This shows the difficulty of integrating the religious structure with the individual consciousness. In advanced industrial cultures, people have become decreasingly attached to churches, despite movements to attempt to make the link stronger, like the Evangelical movement.

The result, in some cases, is a materialistic atheism, but more often we seem to see a spiritual pluralism in which our lives are enriched by multiple sources of insight. We might learn empathy for those facing prejudice from reading about Shylock in The Merchant of Venice, or feel transcendence from reading the poetry of Rumi or from reading Ecclesiastes.  

The secular modern society is open not only to non-belief, but also to respect for many sources of belief.

But much of the world does not live in a secular society. We are witnessing a struggle between the secular society, in which religion is not coerced and apostates, atheists, and believers in other faiths are not punished, and a society dominated by religion.

At this writing, Mohamed Morsi, the elected leader of Egypt, has recently been deposed by a military coup. When he was elected, I thought Morsi had a chance to reform Egypt, provided he didn't try to make Islam dominate public life too much. Of course, it now seems that Morsi thought he was elected to become a tyrant, and to promote the interest of the Muslim Brotherhood above all other Egyptians. But why?

From Wikipedia:
The Brotherhood's stated goal is to instill the Qur'an and Sunnah as the "sole reference point for ...ordering the life of the Muslim family, individual, community ... and state." 
 In short, they wish to return to a time when religion was the driving force organizing society, and have no taste for spiritual pluralism. Morsi wanted to be a sort of angel, bringing Egypt to a state of faith and making the state synonymous with faith.

Well and good, for most of history this has worked for mankind, but can it continue to work?
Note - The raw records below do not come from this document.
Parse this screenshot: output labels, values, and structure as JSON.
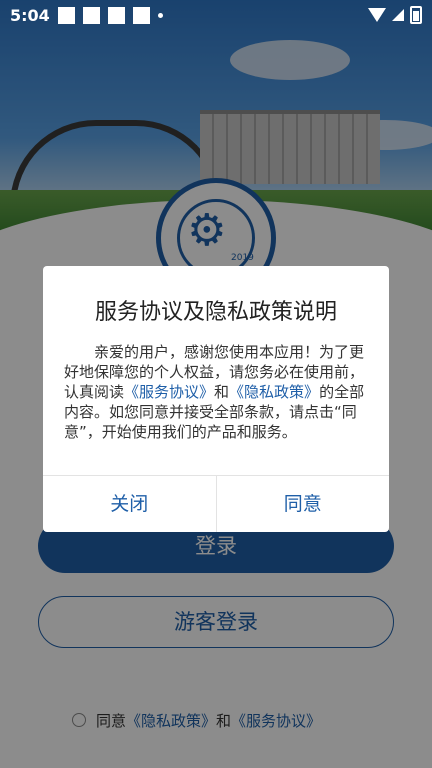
{
  "status_bar": {
    "time": "5:04",
    "icons": [
      "notification-square",
      "notification-square",
      "notification-square",
      "notification-square",
      "dot",
      "wifi-icon",
      "signal-icon",
      "battery-icon"
    ]
  },
  "background": {
    "login_button": "登录",
    "guest_button": "游客登录",
    "agreement": {
      "prefix": "同意",
      "privacy_link": "《隐私政策》",
      "and": "和",
      "service_link": "《服务协议》"
    }
  },
  "dialog": {
    "title": "服务协议及隐私政策说明",
    "body": {
      "part1": "亲爱的用户，感谢您使用本应用！为了更好地保障您的个人权益，请您务必在使用前，认真阅读",
      "link1": "《服务协议》",
      "and": "和",
      "link2": "《隐私政策》",
      "part2": "的全部内容。如您同意并接受全部条款，请点击“同意”，开始使用我们的产品和服务。"
    },
    "close_button": "关闭",
    "agree_button": "同意"
  },
  "colors": {
    "accent": "#1f5fa8",
    "overlay": "rgba(0,0,0,0.45)"
  }
}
Just as a rapidly changing world led, according to Jaynes, to the rise of our consciousness as individuals, it may be that a rapidly changing and increasingly integrated world is hard on traditional societies organized by religion. Morsi felt that as president of Egypt, he needed unlimited power in order to reorganize society into his vision of the Islamic state. This led to some of the largest protests ever organized, with estimates running as high as 14 million protestors.

Some, to be sure, also wanted to impose an Islamic order, but along stricter lines. Many were there because Morsi was inept in running the economy (or perhaps he was sabotaged.) But his effort to act as an elected tyrant was the dominant theme, and his need to do so was caused by the fact that Egypt is not the society it was in the Middle Kingdom. Things change rapidly, the minds of Egyptians are either enriched or infected by influences outside Egypt, depending on your point of view, and not everyone thinks on the same lines.

Not having everyone thinking on the same lines makes a society more adaptive, as those who get it right can show the rest the way. But that is anathema for the sort of traditional order Morsi advocated.

In a few centuries, if we survive all our experiments with nature, we will no doubt have a global culture. Adapting to that will require our existing cultures to be flexible, capable of accepting outside influences. It is pragmatism, not ideology, that is the downfall of men like Morsi. However much some people may yearn for a lost world where God gave each his place, in a rapidly-changing world we must construct our own lives, and that is more compatible with spiritual pluralism.

The strangeness of being human is a series of posts about the way language makes us human, giving us abstract categories we use to think and memes that make up much of what we are.

Night of the unread: Why do we flee from meaning?
The conspiracy of god, the well-intentioned lie, and the strangeness of being human
Spiritual pluralism and the fall of those who would be angels
Judging a book by its author: "Fiction is part confession, part lie."
What to do when the gods fall silent, or, the axis of ethics
Why do we need myths?  
Love, belief, and the truth we know alone

"Bohemians"-- The Journey of a Word

On being a ghost in a soft machine
On the illusion of the self